> _DATA TO EXAMINE_:
+---+

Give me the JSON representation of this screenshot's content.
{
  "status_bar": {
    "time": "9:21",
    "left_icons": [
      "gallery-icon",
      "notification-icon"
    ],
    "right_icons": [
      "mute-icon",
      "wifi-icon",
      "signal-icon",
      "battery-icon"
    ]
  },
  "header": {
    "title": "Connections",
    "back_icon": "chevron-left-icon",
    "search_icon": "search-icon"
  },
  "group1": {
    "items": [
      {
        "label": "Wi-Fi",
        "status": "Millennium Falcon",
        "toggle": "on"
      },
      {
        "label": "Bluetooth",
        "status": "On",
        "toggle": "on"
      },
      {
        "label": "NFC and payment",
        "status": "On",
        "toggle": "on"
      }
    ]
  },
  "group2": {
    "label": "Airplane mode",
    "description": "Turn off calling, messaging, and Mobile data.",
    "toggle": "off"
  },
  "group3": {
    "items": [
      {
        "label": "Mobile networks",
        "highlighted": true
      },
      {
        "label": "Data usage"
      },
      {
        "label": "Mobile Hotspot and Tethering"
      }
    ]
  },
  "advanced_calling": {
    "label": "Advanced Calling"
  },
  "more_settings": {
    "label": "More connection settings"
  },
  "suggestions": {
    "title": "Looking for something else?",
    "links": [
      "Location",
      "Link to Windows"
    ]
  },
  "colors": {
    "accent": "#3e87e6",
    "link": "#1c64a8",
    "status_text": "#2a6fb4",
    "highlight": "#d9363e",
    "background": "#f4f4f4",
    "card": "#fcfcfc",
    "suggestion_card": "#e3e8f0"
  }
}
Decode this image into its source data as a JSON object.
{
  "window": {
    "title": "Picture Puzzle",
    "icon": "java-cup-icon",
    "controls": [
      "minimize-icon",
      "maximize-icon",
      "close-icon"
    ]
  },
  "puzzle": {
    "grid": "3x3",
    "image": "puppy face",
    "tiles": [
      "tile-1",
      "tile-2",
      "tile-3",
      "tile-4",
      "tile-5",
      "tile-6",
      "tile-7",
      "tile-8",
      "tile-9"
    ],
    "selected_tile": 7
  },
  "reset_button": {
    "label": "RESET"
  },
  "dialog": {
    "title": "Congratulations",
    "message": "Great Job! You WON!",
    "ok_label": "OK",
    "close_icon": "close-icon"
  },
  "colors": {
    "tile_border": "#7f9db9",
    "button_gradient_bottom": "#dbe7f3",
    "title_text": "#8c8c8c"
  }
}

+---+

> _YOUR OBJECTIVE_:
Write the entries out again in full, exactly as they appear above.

> _RESPONSE BOX_:
Give me the JSON representation of this screenshot's content.
{
  "status_bar": {
    "time": "9:21",
    "left_icons": [
      "gallery-icon",
      "notification-icon"
    ],
    "right_icons": [
      "mute-icon",
      "wifi-icon",
      "signal-icon",
      "battery-icon"
    ]
  },
  "header": {
    "title": "Connections",
    "back_icon": "chevron-left-icon",
    "search_icon": "search-icon"
  },
  "group1": {
    "items": [
      {
        "label": "Wi-Fi",
        "status": "Millennium Falcon",
        "toggle": "on"
      },
      {
        "label": "Bluetooth",
        "status": "On",
        "toggle": "on"
      },
      {
        "label": "NFC and payment",
        "status": "On",
        "toggle": "on"
      }
    ]
  },
  "group2": {
    "label": "Airplane mode",
    "description": "Turn off calling, messaging, and Mobile data.",
    "toggle": "off"
  },
  "group3": {
    "items": [
      {
        "label": "Mobile networks",
        "highlighted": true
      },
      {
        "label": "Data usage"
      },
      {
        "label": "Mobile Hotspot and Tethering"
      }
    ]
  },
  "advanced_calling": {
    "label": "Advanced Calling"
  },
  "more_settings": {
    "label": "More connection settings"
  },
  "suggestions": {
    "title": "Looking for something else?",
    "links": [
      "Location",
      "Link to Windows"
    ]
  },
  "colors": {
    "accent": "#3e87e6",
    "link": "#1c64a8",
    "status_text": "#2a6fb4",
    "highlight": "#d9363e",
    "background": "#f4f4f4",
    "card": "#fcfcfc",
    "suggestion_card": "#e3e8f0"
  }
}
Decode this image into its source data as a JSON object.
{
  "window": {
    "title": "Picture Puzzle",
    "icon": "java-cup-icon",
    "controls": [
      "minimize-icon",
      "maximize-icon",
      "close-icon"
    ]
  },
  "puzzle": {
    "grid": "3x3",
    "image": "puppy face",
    "tiles": [
      "tile-1",
      "tile-2",
      "tile-3",
      "tile-4",
      "tile-5",
      "tile-6",
      "tile-7",
      "tile-8",
      "tile-9"
    ],
    "selected_tile": 7
  },
  "reset_button": {
    "label": "RESET"
  },
  "dialog": {
    "title": "Congratulations",
    "message": "Great Job! You WON!",
    "ok_label": "OK",
    "close_icon": "close-icon"
  },
  "colors": {
    "tile_border": "#7f9db9",
    "button_gradient_bottom": "#dbe7f3",
    "title_text": "#8c8c8c"
  }
}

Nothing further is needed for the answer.